MQTT has some terms that make it easy to remember, what does what.

There are two types of players in MQTT, a broker and a client. Compare it with REST we have a 'server' and then 'clients' that connect, the naming is different because the 'server' in MQTT is also managing data between clients. But, it functions in almost-the-same way

There’s only one broker, but there can be multiple clients.

  • The broker is considered the ‘reliable’ one in the relationship - even if the connection goes out, the broker is expected to be available whenever the transport is working.
  • The broker gets all the published messages from the clients and stores them in a database or memory.
  • The broker then delivers the messages to the subscriber clients.

In general, the MQTT broker is not what we spend a lot of time engineering as there are many great free broker softwares (we're partial to Mosquitto), as well as dozens of broker services you can pay for that will do all the management for you. For example, Microsoft Azure, AWS IoT, even our very own adafruit.io

The part you will be most involved in is the client - that’s part of your application, whether it be a sensor, robot, or... toaster!

customer___partner_projects_adafruit_io_mqtt.png
A single client (toaster) + single broker (cloud service) example

Broker & Clients Example

Here's an example showing the way brokers and clients interact

Let's say you have your internet of toaster at home (it has a WiFi chip, and is on your home network). And you have a geotracker in your car (a cellular+gps connection).

There's 2 ways you could have the two devices 'talk' to each other

  1. Have one of the devices run as a 'server' with an IP address, so that the other sensor can connect to it at any time
  2. Have a third 'server' somewhere, both toaster and car connect to that computer server and the computer sends messages back and forth.

Option #1 is in a sense, the 'least expensive' because no extra computer is needed. However, it's crazy difficult to pull off because the toaster or car have to be constantly waiting for a connection. And the other device needs to know the IP address of the listener. And then, what happens if a third device is involved?

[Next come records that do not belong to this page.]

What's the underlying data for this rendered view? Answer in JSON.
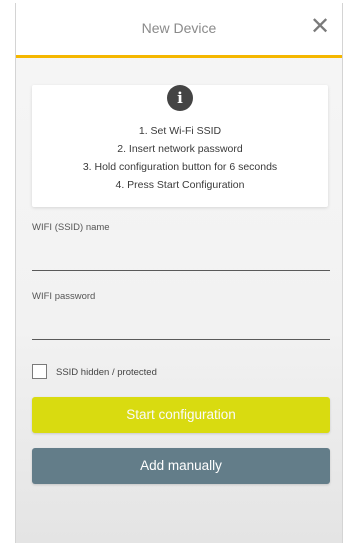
{
  "header": {
    "title": "New Device",
    "close_icon": "close-icon"
  },
  "info": {
    "icon": "info-icon",
    "icon_glyph": "i",
    "steps": [
      "1. Set Wi-Fi SSID",
      "2. Insert network password",
      "3. Hold configuration button for 6 seconds",
      "4. Press Start Configuration"
    ]
  },
  "form": {
    "ssid_label": "WIFI (SSID) name",
    "ssid_value": "",
    "password_label": "WIFI password",
    "password_value": "",
    "hidden_checkbox_label": "SSID hidden / protected",
    "hidden_checked": false
  },
  "buttons": {
    "start_label": "Start configuration",
    "manual_label": "Add manually"
  },
  "colors": {
    "accent": "#f5b700",
    "start_button": "#d9db10",
    "manual_button": "#637d89"
  }
}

Thus, we go with option #2 - the server that handles the messages? That's the MQTT Broker and the car and toaster are both MQTT Clients. You can now easily add more clients to add or monitor data, such as your mobile app (CyberToastApp, now available at the iTunes store?)

This guide was first published on Dec 14, 2017. It was last updated on Dec 14, 2017.
This page (Brokers & Clients) was last updated on Sep 22, 2020.